If a line in the data holds "title", copy that line out in full.

START Recorded data

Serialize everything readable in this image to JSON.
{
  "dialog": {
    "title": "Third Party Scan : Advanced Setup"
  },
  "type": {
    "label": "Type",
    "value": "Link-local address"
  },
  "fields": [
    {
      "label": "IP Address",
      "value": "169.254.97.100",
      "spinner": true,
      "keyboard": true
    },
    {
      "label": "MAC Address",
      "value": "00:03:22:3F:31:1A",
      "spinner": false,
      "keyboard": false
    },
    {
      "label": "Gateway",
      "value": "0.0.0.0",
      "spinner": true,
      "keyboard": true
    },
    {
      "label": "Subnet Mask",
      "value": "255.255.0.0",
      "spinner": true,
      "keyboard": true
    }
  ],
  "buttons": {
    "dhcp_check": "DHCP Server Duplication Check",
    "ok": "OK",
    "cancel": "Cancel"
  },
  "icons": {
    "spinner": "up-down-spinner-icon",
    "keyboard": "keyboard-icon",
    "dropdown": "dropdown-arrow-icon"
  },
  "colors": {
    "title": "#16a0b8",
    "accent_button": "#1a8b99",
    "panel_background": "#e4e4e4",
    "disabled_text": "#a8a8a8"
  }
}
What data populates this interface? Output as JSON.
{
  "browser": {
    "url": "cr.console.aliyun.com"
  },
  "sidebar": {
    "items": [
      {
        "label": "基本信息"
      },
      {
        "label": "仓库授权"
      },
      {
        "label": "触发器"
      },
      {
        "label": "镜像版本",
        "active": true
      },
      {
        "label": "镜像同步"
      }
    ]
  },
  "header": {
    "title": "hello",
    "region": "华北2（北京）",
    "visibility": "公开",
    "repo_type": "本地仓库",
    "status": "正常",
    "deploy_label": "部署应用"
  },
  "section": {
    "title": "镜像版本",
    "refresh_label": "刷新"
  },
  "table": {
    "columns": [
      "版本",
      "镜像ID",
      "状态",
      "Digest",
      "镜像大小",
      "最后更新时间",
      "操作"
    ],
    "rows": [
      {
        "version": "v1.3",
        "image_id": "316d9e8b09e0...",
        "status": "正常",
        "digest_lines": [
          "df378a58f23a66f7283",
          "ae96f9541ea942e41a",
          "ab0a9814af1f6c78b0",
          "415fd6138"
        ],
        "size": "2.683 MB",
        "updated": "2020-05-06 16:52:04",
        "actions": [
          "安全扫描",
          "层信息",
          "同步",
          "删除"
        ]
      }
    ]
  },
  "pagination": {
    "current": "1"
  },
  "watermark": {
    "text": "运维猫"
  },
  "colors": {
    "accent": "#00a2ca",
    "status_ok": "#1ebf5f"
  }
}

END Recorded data

Solution for this exercise
    "title": "Third Party Scan : Advanced Setup"
    "title": "#16a0b8",
    "title": "hello",
    "title": "镜像版本",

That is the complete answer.